If Smith would reduce his guarantee with a buyout, let him go. But Smith probably shouldn’t do that without a new job lined up.

So, the stalemate continues.

If everyone is happier apart, all the better. Smith wasn’t making a difference on the court for a team he correctly identified as tanking.

Report: ‘At the direction of his attorney,’ 76ers G Markelle Fultz to stop playing and practicing, see specialist

Mitchell Leff/Getty Images
7 Comments

Markelle Fultz said his shooting problems were due to injury, and just a couple weeks ago, he insisted he was generally healthy.

But something is clearly amiss.

The 76ers guard finally appears to be acknowledging it.

David Aldridge of The Athletic:

Should we read into Brothers – usually identified as Fultz’s agent – being referred to as Fultz’s attorney? That sounds ominous.

There has been back-and-forth between Fultz’s and the 76ers about who deserves blame for his struggles.

J.R. Smith: Cavaliers are tanking

Jason Miller/Getty Images
4 Comments

J.R. Smith said he wants the Cavaliers to trade him.

But that was right after they told Smith he’d be shut down. He has been playing regularly lately.

Still, Smith isn’t pleased with Cleveland.

J.R. Smith, via Jason Lloyd of The Athletic:

“I don’t think the goal is to win. The goal isn’t to go out there and try to get as many wins as you can,” Smith said. “I think the goal is to develop and lose to get lottery picks. I think that was always the plan.”

And as long as the Cavs are operating this way, Smith is not interested in being part of it.

“Not if the goal isn’t to compete, to win,” he said.

If that’s what the Cavaliers are doing, that’s smart. They need premier young talent, and a high draft pick is the best way to acquire it. Because they owe the Hawks a top-10-protected first-rounder, the Cavs need to tank hard rather taking half-measures.

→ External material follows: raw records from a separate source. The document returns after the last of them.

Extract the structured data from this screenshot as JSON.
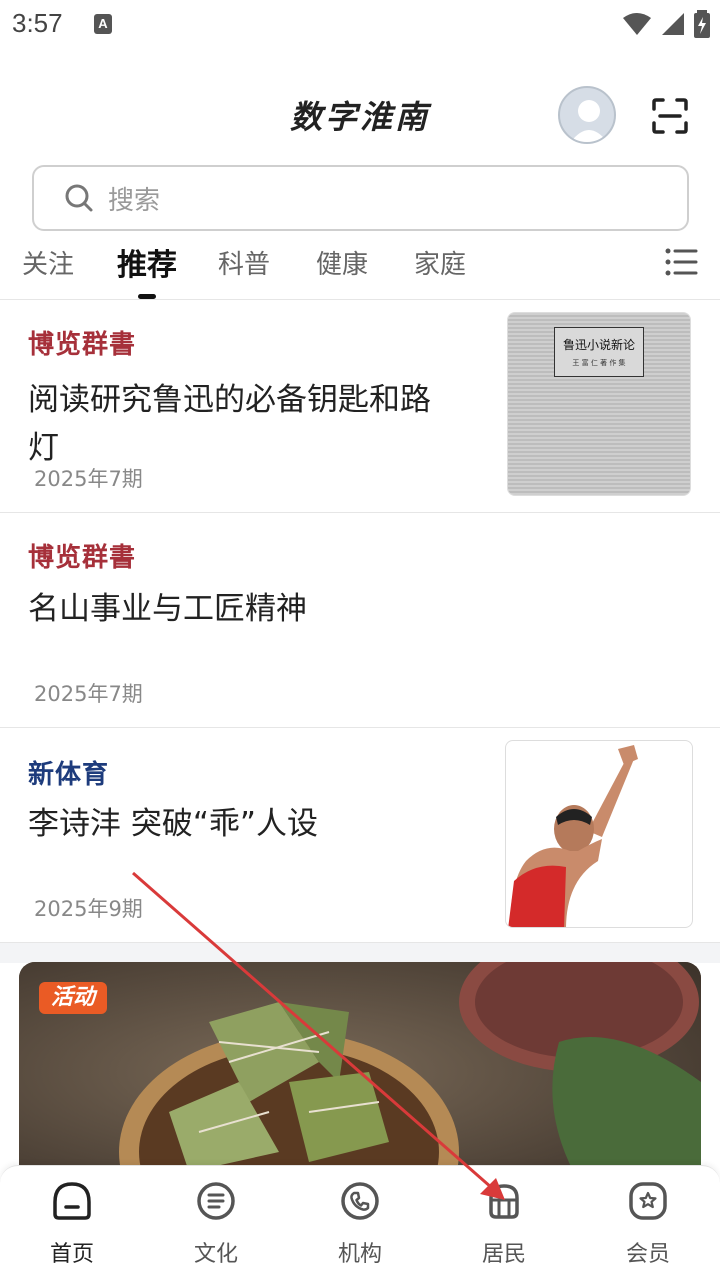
{
  "status_bar": {
    "time": "3:57",
    "notif_icon": "A"
  },
  "header": {
    "title": "数字淮南"
  },
  "search": {
    "placeholder": "搜索"
  },
  "tabs": [
    {
      "label": "关注"
    },
    {
      "label": "推荐",
      "active": true
    },
    {
      "label": "科普"
    },
    {
      "label": "健康"
    },
    {
      "label": "家庭"
    }
  ],
  "articles": [
    {
      "source": "博览群書",
      "title_line1": "阅读研究鲁迅的必备钥匙和路",
      "title_line2": "灯",
      "date": "2025年7期",
      "thumb_text": "鲁迅小说新论",
      "thumb_subtext": "王 富 仁 著 作 集"
    },
    {
      "source": "博览群書",
      "title_line1": "名山事业与工匠精神",
      "date": "2025年7期"
    },
    {
      "source": "新体育",
      "title_line1": "李诗沣 突破“乖”人设",
      "date": "2025年9期"
    }
  ],
  "banner": {
    "tag": "活动"
  },
  "bottom_nav": [
    {
      "label": "首页",
      "icon": "home-icon",
      "active": true
    },
    {
      "label": "文化",
      "icon": "culture-icon"
    },
    {
      "label": "机构",
      "icon": "phone-icon"
    },
    {
      "label": "居民",
      "icon": "resident-icon"
    },
    {
      "label": "会员",
      "icon": "member-icon"
    }
  ],
  "colors": {
    "source_red": "#a6303a",
    "source_blue": "#1d3b7c",
    "annotation_arrow": "#d93a3a",
    "banner_tag": "#ea5b25"
  }
}
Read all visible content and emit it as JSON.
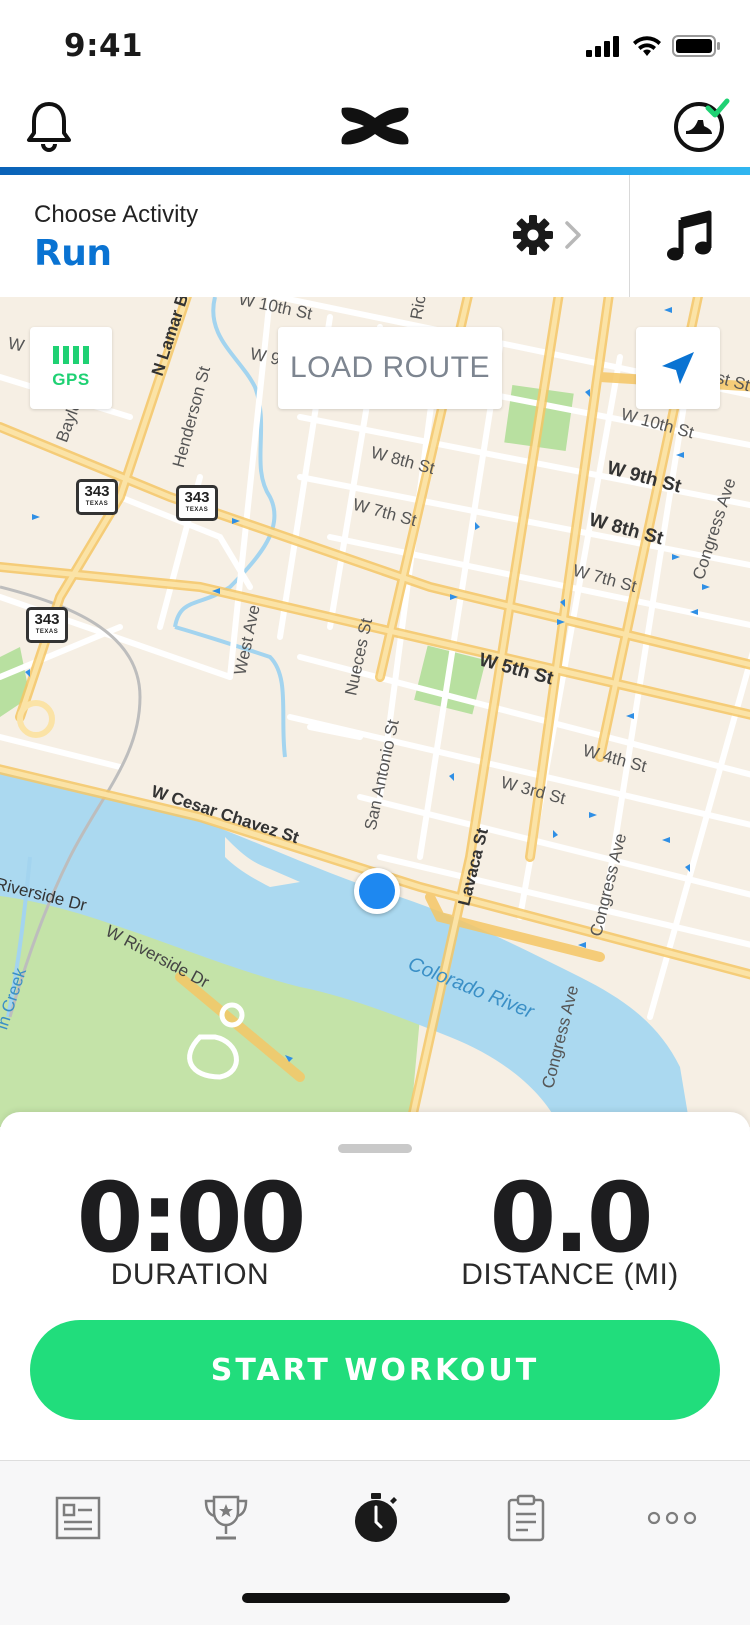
{
  "status_bar": {
    "time": "9:41"
  },
  "header": {
    "brand": "Under Armour"
  },
  "activity": {
    "choose_label": "Choose Activity",
    "selected": "Run"
  },
  "map": {
    "gps_label": "GPS",
    "load_route_label": "LOAD ROUTE",
    "street_labels": {
      "w10th_a": "W 10th St",
      "w10th_b": "W 10th St",
      "w9th": "W 9th St",
      "w8th_a": "W 8th St",
      "w8th_b": "W 8th St",
      "w7th_a": "W 7th St",
      "w7th_b": "W 7th St",
      "w5th": "W 5th St",
      "w4th": "W 4th St",
      "w3rd": "W 3rd St",
      "cesar": "W Cesar Chavez St",
      "riverside_a": "W Riverside Dr",
      "riverside_b": "Riverside Dr",
      "lamar": "N Lamar B",
      "henderson": "Henderson St",
      "baylor": "Baylor",
      "west_ave": "West Ave",
      "nueces": "Nueces St",
      "san_antonio": "San Antonio St",
      "lavaca": "Lavaca St",
      "congress_a": "Congress Ave",
      "congress_b": "Congress Ave",
      "congress_c": "Congress Ave",
      "colorado": "Colorado River",
      "creek": "in Creek",
      "rio": "Rio",
      "w9_frag": "W 9",
      "w_frag": "W",
      "st_frag": "st St"
    },
    "shields": {
      "route_1": "343",
      "route_2": "343",
      "route_3": "343",
      "state": "TEXAS"
    }
  },
  "stats": {
    "duration_value": "0:00",
    "duration_label": "DURATION",
    "distance_value": "0.0",
    "distance_label": "DISTANCE (MI)"
  },
  "start_button": "START WORKOUT",
  "colors": {
    "accent_blue": "#0a73d2",
    "gps_green": "#1fd173",
    "start_green": "#21dd7c"
  },
  "tabs": [
    "feed-icon",
    "challenges-icon",
    "record-icon",
    "plans-icon",
    "more-icon"
  ]
}
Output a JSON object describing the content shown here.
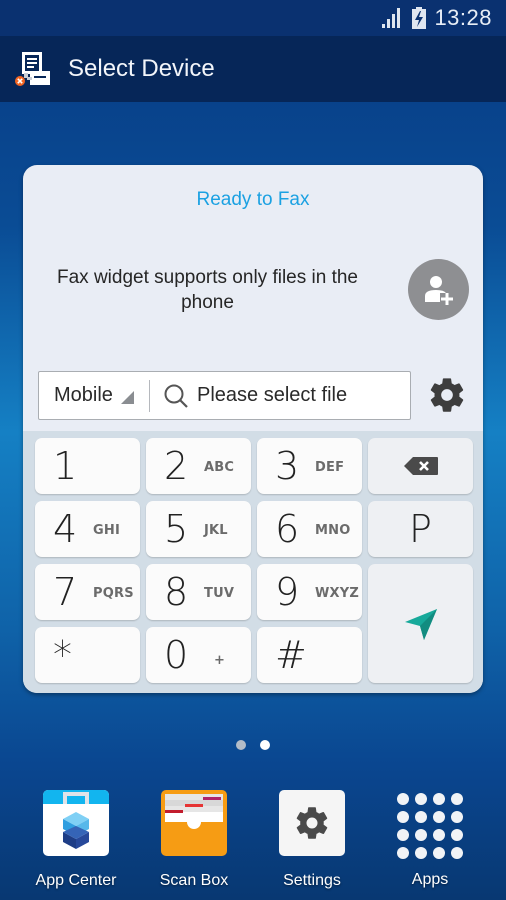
{
  "status_bar": {
    "time": "13:28",
    "signal_icon": "signal-bars-icon",
    "battery_icon": "battery-charging-icon"
  },
  "title_bar": {
    "title": "Select Device",
    "app_icon": "printer-disconnected-icon"
  },
  "widget": {
    "status": "Ready to Fax",
    "info": "Fax widget supports only files in the phone",
    "add_contact_icon": "add-contact-icon",
    "recipient_type": "Mobile",
    "file_search_placeholder": "Please select file",
    "settings_icon": "gear-icon",
    "colors": {
      "status": "#1ba1e2",
      "send": "#17a99a"
    }
  },
  "keypad": {
    "keys": [
      {
        "num": "1",
        "letters": ""
      },
      {
        "num": "2",
        "letters": "ABC"
      },
      {
        "num": "3",
        "letters": "DEF"
      },
      {
        "num": "4",
        "letters": "GHI"
      },
      {
        "num": "5",
        "letters": "JKL"
      },
      {
        "num": "6",
        "letters": "MNO"
      },
      {
        "num": "7",
        "letters": "PQRS"
      },
      {
        "num": "8",
        "letters": "TUV"
      },
      {
        "num": "9",
        "letters": "WXYZ"
      },
      {
        "num": "*",
        "letters": ""
      },
      {
        "num": "0",
        "letters": "+"
      },
      {
        "num": "#",
        "letters": ""
      }
    ],
    "pause_key": "P",
    "backspace_icon": "backspace-icon",
    "send_icon": "send-icon"
  },
  "home": {
    "page_indicator": {
      "count": 2,
      "active_index": 1
    },
    "dock": [
      {
        "label": "App Center",
        "icon": "app-center-icon"
      },
      {
        "label": "Scan Box",
        "icon": "scan-box-icon"
      },
      {
        "label": "Settings",
        "icon": "settings-app-icon"
      },
      {
        "label": "Apps",
        "icon": "apps-grid-icon"
      }
    ]
  }
}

But I also understand why Smith wants no part of it. He’s 33 years old, and he doesn’t have time to wait around for a rebuild. He wants to win now.

Smith should shame the Cavaliers for tanking. That should be a consequence of their plan, even if it’s the right one. He is a casualty of it. If he shames Cleveland into trading or buying him out, all the better.